>>>>>

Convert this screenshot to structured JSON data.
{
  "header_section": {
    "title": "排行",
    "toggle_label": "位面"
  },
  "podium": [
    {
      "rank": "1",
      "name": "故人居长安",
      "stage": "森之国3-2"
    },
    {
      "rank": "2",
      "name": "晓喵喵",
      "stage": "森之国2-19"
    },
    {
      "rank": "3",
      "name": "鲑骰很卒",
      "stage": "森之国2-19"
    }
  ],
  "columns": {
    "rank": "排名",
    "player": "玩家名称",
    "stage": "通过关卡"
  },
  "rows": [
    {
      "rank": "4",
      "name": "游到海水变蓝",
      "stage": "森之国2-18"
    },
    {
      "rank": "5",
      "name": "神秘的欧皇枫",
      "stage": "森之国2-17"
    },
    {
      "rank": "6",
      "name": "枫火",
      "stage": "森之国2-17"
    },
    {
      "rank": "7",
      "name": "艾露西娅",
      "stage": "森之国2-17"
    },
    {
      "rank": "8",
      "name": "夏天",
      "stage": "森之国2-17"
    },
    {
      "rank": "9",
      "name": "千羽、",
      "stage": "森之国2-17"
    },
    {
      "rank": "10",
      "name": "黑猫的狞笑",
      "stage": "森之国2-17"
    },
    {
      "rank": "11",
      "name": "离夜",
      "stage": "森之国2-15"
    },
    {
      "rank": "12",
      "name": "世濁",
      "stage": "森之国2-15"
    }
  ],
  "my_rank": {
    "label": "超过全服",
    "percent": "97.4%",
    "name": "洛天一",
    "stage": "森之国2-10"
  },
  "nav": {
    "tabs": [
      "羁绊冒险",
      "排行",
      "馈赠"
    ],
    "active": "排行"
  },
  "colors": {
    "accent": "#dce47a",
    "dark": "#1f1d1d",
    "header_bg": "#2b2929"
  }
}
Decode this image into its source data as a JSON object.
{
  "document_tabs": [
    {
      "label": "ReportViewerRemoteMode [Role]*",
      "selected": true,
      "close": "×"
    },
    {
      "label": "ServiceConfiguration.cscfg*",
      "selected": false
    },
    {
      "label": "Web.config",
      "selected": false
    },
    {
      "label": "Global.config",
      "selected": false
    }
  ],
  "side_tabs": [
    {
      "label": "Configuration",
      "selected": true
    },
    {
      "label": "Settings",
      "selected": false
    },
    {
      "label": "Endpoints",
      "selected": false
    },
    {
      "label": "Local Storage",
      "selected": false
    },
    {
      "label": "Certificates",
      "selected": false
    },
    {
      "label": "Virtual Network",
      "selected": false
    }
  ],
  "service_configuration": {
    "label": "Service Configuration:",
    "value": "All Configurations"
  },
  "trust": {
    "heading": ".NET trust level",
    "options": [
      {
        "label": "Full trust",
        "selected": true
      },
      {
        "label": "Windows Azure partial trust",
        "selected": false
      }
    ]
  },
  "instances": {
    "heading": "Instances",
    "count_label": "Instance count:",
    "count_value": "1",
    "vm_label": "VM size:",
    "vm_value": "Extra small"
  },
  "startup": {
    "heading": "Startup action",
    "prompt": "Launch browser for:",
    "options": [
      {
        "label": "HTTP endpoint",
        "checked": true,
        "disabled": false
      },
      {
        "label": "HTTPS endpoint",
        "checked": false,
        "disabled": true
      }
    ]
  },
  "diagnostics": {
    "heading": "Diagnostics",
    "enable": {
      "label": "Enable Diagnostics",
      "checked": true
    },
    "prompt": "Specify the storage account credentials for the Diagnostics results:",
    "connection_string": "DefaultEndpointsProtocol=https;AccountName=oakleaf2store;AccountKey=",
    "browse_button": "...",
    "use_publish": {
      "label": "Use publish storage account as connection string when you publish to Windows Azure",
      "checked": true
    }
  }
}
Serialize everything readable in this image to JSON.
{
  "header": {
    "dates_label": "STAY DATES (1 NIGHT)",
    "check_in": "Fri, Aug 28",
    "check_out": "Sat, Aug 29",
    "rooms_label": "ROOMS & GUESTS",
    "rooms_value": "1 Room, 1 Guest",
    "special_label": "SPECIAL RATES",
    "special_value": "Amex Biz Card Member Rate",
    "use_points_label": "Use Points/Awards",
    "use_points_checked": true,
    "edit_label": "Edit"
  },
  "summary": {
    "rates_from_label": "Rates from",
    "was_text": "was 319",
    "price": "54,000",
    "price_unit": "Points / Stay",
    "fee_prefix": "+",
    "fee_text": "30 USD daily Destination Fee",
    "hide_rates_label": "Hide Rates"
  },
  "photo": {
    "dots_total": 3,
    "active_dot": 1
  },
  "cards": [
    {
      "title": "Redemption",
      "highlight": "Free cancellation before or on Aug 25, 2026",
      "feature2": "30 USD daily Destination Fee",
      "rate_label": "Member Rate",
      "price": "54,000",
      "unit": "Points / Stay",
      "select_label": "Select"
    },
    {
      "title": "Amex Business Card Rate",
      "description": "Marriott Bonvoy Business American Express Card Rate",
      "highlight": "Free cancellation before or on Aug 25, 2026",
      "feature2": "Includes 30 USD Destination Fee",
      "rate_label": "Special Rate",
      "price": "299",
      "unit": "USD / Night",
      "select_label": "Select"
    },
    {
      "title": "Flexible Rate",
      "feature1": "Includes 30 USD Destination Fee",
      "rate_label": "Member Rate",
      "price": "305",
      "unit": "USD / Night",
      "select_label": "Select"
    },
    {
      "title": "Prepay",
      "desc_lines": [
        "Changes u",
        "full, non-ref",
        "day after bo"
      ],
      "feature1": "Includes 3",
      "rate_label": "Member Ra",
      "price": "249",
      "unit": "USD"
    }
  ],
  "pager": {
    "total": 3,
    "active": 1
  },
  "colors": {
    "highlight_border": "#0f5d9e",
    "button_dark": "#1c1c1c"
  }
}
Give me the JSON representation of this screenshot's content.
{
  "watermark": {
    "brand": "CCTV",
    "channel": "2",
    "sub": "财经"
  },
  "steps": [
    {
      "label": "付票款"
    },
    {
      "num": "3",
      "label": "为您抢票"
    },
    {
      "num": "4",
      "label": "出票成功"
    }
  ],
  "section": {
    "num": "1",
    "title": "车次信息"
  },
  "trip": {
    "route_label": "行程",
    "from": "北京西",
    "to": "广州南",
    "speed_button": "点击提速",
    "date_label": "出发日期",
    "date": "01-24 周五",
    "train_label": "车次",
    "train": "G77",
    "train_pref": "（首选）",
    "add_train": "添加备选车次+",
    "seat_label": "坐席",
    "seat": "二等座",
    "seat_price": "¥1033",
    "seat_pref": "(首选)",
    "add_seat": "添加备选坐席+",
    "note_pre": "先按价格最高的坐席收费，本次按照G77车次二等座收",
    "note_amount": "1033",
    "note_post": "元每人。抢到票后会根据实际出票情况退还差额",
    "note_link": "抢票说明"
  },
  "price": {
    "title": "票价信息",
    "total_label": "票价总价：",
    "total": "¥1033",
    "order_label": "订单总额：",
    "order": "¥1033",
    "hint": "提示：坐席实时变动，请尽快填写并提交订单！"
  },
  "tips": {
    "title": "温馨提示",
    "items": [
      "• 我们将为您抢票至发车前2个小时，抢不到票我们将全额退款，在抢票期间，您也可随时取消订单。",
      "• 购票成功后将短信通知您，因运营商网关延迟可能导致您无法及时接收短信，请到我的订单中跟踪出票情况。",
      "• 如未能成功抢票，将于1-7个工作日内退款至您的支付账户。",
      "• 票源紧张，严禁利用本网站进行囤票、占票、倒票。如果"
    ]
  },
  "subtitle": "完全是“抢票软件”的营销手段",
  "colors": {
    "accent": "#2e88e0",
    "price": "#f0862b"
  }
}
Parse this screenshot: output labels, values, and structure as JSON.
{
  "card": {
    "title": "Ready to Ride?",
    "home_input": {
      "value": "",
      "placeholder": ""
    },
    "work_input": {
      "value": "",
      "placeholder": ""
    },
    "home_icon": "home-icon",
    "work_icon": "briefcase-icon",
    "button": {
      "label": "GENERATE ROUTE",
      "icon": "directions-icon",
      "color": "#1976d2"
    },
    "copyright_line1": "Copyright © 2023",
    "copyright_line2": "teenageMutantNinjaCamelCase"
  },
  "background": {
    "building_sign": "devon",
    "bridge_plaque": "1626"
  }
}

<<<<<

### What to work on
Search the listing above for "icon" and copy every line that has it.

### Solution to the exercise
    "home_icon": "home-icon",
    "work_icon": "briefcase-icon",
      "icon": "directions-icon",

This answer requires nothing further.